Assignment:
Lines containing the word "name" are the ones to copy from the records below.

Supplied records:
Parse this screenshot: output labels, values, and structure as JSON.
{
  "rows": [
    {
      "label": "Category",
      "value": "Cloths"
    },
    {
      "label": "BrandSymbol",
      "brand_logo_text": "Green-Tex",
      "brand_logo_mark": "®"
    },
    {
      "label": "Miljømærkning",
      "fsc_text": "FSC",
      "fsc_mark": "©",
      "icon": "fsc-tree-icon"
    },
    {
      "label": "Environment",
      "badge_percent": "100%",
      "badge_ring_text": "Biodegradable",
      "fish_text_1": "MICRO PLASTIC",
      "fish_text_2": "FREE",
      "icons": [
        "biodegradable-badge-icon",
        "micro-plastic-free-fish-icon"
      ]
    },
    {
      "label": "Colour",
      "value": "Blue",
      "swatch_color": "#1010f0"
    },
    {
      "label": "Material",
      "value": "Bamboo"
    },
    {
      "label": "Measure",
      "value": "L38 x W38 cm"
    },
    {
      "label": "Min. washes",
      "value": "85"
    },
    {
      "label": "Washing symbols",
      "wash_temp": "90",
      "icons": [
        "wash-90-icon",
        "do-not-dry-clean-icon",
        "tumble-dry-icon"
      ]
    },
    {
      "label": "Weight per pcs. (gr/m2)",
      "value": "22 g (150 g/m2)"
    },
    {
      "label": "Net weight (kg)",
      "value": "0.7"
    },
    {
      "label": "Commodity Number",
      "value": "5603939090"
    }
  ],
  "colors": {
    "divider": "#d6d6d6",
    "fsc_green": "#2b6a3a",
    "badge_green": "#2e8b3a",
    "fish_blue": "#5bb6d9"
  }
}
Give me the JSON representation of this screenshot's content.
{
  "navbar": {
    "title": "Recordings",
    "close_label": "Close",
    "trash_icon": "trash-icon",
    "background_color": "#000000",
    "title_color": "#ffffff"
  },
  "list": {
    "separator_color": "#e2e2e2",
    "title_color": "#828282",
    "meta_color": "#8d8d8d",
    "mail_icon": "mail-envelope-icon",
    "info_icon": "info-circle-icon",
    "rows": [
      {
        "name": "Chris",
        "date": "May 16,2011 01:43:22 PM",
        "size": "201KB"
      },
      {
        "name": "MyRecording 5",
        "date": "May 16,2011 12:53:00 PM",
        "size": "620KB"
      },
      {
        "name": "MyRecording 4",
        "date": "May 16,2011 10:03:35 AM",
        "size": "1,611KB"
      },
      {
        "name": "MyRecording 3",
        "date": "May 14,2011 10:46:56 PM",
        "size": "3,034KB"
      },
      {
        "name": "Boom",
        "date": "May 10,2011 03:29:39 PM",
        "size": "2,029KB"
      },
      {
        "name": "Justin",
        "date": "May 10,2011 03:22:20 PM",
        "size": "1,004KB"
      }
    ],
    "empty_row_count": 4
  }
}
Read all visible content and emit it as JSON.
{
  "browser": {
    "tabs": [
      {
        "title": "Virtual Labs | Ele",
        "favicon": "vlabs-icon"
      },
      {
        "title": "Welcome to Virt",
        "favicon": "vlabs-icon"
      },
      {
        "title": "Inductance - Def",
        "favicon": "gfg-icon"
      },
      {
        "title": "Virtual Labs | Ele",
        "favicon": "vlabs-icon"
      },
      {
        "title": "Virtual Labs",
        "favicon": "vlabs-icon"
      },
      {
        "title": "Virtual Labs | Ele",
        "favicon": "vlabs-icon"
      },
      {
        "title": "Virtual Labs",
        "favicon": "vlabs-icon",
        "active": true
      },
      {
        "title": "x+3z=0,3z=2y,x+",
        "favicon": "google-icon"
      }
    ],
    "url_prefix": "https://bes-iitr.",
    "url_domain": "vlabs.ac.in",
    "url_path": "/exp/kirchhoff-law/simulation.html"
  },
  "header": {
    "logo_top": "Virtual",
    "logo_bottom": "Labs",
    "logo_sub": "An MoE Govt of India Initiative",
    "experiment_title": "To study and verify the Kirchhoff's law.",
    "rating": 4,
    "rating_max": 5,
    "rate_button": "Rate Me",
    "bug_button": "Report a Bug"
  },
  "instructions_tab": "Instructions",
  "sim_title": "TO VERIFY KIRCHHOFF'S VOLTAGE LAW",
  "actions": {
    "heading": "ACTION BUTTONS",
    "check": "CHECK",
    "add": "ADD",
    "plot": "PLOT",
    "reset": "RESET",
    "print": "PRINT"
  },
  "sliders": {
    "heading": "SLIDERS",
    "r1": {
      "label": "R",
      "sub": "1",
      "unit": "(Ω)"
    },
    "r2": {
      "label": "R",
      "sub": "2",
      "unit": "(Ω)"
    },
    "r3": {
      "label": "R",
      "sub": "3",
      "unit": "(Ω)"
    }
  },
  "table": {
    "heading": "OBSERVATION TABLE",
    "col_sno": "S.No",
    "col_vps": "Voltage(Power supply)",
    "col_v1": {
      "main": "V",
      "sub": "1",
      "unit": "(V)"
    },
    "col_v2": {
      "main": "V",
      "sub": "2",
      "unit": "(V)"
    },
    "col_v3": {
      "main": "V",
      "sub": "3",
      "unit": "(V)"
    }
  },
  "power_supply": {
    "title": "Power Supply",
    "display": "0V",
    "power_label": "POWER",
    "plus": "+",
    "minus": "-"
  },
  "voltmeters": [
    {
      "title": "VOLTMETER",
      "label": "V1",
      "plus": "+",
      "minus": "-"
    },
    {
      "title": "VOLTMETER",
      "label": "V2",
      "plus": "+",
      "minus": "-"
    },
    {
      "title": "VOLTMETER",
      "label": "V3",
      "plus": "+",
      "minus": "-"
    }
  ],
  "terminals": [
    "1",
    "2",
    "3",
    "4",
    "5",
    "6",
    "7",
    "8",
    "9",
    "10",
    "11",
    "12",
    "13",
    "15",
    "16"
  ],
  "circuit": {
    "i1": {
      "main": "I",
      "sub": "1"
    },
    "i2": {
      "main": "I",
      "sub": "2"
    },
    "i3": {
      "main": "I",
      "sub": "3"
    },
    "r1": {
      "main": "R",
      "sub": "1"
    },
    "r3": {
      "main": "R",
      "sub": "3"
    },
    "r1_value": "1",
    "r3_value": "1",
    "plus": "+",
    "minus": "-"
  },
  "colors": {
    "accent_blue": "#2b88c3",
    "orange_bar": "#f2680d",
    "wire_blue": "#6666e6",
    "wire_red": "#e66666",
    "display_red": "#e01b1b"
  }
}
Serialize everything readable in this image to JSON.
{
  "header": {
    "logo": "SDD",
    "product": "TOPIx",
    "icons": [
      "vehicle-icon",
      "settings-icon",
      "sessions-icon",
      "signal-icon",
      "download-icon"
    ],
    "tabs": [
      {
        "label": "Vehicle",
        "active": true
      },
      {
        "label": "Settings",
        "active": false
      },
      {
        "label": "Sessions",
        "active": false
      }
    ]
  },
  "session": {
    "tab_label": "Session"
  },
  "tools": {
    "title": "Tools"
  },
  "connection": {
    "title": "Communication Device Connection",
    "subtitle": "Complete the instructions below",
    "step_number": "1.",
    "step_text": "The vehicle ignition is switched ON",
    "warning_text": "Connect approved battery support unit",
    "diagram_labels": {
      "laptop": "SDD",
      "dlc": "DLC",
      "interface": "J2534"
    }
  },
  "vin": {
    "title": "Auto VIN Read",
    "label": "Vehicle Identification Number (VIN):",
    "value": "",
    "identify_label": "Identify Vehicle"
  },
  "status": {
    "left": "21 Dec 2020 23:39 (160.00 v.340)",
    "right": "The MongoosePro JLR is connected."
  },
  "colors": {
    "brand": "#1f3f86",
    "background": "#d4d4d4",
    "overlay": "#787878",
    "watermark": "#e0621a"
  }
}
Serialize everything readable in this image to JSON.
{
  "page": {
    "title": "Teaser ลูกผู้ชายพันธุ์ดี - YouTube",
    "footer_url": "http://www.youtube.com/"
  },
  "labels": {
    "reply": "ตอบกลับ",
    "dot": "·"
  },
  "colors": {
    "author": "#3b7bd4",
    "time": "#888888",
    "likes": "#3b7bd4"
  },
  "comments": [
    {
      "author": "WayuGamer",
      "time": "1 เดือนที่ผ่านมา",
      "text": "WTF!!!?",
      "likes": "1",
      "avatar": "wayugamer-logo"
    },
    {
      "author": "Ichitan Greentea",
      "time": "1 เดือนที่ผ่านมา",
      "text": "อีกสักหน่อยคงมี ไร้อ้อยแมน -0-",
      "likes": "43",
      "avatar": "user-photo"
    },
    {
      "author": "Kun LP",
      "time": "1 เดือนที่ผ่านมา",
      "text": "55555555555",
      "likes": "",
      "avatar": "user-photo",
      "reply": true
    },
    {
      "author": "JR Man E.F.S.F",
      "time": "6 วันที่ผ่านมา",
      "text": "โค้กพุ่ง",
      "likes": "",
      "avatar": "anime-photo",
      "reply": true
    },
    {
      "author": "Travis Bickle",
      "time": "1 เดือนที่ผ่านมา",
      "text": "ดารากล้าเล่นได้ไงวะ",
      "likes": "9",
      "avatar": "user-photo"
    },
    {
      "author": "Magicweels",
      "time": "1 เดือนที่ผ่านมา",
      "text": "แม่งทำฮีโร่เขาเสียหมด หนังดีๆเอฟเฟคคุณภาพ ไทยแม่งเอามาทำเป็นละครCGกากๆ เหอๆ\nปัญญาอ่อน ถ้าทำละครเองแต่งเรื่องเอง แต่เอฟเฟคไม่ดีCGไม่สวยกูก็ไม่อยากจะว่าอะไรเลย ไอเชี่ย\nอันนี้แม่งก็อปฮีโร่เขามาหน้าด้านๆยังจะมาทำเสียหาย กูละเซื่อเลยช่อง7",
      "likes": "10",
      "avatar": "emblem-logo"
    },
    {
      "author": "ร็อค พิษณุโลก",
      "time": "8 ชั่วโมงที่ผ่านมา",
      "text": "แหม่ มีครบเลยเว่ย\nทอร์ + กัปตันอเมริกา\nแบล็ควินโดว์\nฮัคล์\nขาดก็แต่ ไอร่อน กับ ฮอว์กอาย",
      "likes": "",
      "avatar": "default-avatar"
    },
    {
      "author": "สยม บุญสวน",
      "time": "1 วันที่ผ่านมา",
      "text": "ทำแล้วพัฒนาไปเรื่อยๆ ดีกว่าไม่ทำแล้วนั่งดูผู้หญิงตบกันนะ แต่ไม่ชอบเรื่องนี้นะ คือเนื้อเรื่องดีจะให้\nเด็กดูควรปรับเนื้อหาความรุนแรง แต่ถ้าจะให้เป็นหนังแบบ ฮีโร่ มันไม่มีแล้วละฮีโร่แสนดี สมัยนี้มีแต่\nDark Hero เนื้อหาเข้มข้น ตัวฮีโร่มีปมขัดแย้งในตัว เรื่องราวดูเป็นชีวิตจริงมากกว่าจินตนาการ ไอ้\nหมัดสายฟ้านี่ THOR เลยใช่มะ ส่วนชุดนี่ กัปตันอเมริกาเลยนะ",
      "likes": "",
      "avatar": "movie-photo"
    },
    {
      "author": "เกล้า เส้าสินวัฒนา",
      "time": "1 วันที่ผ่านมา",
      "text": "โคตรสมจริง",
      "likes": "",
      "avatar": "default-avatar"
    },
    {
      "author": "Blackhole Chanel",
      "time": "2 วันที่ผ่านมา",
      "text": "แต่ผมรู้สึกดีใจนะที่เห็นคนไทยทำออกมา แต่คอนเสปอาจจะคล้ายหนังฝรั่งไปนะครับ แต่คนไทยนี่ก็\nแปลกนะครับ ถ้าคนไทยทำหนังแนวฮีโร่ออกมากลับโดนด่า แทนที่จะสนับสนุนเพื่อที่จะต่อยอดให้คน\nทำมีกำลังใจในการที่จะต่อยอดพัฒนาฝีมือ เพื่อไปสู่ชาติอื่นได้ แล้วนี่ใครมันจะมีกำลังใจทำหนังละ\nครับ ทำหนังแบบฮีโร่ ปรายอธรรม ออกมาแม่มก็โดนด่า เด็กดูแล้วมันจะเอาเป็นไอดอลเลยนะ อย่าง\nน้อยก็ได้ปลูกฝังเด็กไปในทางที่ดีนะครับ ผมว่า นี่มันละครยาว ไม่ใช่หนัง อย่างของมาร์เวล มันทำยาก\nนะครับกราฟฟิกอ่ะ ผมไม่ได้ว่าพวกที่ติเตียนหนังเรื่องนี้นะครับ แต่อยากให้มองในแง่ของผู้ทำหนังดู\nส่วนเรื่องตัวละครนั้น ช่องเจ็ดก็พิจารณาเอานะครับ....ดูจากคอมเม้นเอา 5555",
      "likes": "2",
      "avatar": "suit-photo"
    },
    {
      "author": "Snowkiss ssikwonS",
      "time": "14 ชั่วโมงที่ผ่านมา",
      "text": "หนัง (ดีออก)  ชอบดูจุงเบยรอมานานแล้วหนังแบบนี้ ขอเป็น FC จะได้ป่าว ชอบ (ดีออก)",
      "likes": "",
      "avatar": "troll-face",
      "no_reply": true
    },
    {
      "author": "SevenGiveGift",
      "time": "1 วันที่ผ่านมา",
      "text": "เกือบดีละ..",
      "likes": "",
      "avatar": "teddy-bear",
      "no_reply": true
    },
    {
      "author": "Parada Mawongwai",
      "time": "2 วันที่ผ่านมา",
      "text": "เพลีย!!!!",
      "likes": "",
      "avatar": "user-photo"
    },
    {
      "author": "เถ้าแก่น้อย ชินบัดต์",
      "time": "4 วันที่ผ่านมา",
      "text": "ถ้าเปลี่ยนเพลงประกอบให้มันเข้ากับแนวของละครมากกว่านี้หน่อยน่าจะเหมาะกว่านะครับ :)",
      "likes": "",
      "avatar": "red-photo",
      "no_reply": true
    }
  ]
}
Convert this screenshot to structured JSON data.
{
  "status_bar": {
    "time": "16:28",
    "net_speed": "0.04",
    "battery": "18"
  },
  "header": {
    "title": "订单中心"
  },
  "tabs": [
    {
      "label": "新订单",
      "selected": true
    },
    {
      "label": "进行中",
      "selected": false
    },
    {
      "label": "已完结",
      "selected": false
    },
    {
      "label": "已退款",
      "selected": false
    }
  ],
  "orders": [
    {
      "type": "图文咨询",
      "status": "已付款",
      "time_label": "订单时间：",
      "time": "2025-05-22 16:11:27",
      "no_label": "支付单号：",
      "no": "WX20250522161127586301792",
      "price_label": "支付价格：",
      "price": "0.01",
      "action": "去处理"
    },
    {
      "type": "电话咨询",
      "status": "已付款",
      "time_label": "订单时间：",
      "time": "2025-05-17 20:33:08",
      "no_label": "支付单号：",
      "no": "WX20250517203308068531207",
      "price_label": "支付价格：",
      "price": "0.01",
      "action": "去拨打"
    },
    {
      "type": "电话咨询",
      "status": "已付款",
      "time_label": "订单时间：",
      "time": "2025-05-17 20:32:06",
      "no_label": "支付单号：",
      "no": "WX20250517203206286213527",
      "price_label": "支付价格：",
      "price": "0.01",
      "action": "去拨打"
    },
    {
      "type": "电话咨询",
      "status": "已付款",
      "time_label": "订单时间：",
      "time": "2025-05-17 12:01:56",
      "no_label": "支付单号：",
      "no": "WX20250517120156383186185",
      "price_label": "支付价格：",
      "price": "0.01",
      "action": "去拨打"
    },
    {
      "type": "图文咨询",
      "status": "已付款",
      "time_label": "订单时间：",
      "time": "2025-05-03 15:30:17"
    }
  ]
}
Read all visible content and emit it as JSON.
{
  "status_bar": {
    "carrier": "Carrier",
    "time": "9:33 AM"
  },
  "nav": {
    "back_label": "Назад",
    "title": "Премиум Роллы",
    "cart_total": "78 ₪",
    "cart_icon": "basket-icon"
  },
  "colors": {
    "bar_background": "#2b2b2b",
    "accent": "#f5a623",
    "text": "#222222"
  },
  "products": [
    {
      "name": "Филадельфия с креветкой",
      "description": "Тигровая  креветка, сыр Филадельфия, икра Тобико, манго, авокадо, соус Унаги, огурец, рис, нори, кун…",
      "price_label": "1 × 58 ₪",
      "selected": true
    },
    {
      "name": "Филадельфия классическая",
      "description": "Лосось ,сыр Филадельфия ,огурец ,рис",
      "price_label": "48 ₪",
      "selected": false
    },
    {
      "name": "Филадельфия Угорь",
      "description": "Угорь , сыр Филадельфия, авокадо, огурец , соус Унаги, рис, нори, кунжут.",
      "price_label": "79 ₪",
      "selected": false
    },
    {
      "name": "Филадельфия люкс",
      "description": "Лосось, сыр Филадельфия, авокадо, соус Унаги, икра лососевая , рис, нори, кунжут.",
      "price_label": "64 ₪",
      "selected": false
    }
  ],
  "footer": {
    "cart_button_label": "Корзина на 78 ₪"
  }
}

Response to this exercise:
        "name": "Chris",
        "name": "MyRecording 5",
        "name": "MyRecording 4",
        "name": "MyRecording 3",
        "name": "Boom",
        "name": "Justin",
      "name": "Филадельфия с креветкой",
      "name": "Филадельфия классическая",
      "name": "Филадельфия Угорь",
      "name": "Филадельфия люкс",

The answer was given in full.